» THE PROBLEM
Pull each line holding the word "icon" from the data.

» INPUT MATERIAL

____

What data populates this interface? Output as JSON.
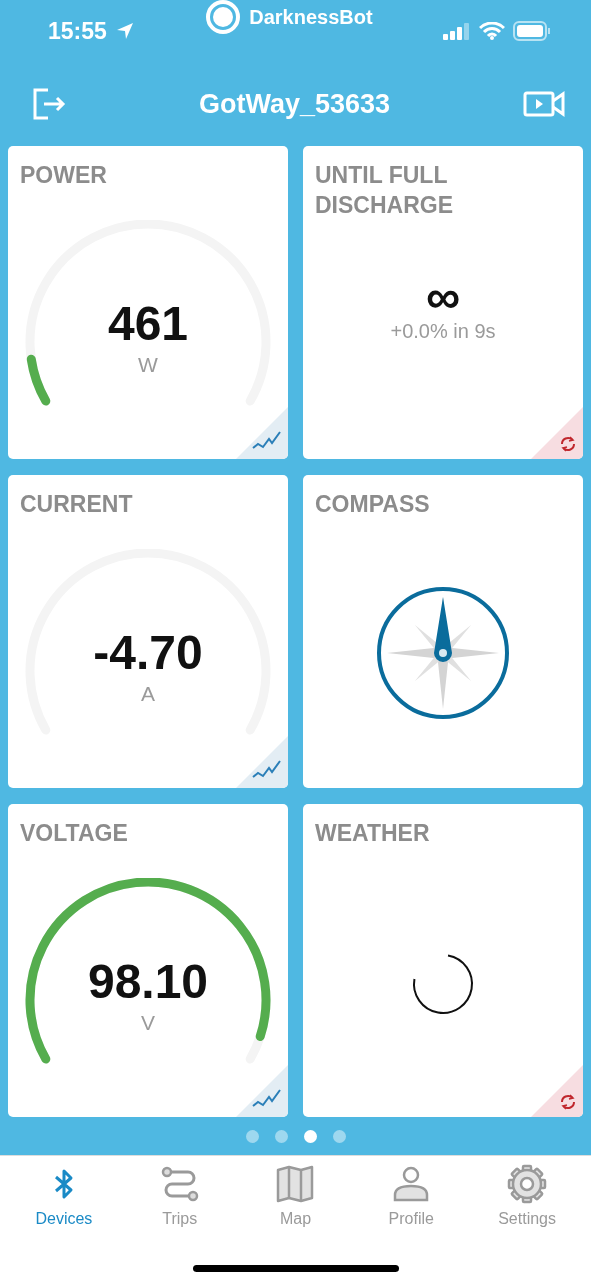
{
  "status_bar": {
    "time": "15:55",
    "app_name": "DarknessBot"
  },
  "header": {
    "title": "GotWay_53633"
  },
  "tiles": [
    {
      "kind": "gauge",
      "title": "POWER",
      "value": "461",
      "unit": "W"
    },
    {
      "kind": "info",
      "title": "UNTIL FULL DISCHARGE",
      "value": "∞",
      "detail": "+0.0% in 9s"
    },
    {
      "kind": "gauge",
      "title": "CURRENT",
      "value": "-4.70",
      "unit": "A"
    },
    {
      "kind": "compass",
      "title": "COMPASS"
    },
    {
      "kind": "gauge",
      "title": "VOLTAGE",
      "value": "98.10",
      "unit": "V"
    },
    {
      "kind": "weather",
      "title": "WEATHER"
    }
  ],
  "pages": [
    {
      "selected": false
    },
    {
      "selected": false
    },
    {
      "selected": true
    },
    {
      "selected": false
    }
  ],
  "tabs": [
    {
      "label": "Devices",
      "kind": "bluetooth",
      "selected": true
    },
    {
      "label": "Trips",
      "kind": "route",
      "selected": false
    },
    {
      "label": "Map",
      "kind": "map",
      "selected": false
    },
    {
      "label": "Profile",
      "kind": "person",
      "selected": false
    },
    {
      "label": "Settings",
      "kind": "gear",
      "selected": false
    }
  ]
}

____

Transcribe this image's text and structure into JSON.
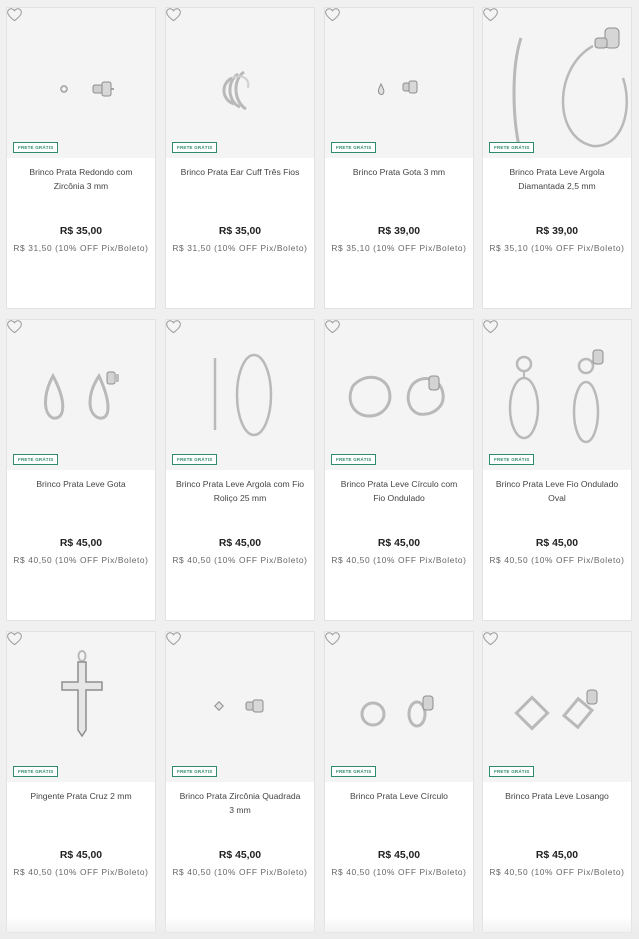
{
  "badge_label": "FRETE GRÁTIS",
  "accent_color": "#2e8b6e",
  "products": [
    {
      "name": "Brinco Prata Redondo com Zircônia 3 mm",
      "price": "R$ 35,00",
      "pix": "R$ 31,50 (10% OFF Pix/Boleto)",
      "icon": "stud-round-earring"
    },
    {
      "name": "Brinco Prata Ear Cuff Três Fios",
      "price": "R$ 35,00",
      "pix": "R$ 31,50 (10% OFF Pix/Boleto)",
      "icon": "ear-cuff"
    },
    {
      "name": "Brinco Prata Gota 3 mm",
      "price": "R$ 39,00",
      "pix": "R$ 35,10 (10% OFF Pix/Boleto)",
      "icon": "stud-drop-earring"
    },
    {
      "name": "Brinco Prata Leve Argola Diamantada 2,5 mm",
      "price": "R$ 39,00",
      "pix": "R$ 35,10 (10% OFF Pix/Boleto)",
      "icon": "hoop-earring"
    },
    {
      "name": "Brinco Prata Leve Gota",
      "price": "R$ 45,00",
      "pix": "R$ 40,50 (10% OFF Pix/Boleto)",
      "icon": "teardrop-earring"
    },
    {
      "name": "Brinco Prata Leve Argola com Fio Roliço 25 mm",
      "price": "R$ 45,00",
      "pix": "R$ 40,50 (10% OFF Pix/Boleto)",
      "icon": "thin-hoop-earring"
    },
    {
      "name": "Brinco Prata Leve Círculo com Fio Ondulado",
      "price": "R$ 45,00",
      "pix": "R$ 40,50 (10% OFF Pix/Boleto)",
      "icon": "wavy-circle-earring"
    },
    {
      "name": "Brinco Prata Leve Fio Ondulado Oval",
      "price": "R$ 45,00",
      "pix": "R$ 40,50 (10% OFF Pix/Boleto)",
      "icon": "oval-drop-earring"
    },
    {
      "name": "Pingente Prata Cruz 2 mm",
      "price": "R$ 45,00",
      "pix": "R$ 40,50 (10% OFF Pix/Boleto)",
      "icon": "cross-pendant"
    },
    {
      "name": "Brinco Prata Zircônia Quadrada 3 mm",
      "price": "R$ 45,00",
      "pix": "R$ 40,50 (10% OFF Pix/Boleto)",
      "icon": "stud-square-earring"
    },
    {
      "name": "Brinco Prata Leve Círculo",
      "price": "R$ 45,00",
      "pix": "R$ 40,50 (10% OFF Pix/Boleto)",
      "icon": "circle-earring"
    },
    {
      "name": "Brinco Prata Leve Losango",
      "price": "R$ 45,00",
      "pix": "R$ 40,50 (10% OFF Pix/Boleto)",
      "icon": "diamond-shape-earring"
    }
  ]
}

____

» EXERCISE SOLUTION
      "icon": "stud-round-earring"
      "icon": "ear-cuff"
      "icon": "stud-drop-earring"
      "icon": "hoop-earring"
      "icon": "teardrop-earring"
      "icon": "thin-hoop-earring"
      "icon": "wavy-circle-earring"
      "icon": "oval-drop-earring"
      "icon": "cross-pendant"
      "icon": "stud-square-earring"
      "icon": "circle-earring"
      "icon": "diamond-shape-earring"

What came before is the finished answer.